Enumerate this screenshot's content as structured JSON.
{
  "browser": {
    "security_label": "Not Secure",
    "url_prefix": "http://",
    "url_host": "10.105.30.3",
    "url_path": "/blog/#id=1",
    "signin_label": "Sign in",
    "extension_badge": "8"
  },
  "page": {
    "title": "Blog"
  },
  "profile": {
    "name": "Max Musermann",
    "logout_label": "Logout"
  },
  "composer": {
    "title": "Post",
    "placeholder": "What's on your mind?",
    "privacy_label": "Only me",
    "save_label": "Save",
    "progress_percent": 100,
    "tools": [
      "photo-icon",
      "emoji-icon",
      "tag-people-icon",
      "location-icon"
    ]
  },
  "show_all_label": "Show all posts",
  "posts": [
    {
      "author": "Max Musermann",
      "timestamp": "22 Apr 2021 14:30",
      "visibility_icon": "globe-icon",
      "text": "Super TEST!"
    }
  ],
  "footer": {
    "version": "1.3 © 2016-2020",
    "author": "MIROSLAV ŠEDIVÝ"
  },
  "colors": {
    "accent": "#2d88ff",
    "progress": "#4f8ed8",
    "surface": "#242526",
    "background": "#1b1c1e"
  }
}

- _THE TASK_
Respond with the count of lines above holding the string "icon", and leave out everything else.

- _OUTPUT FOR THIS TASK_
5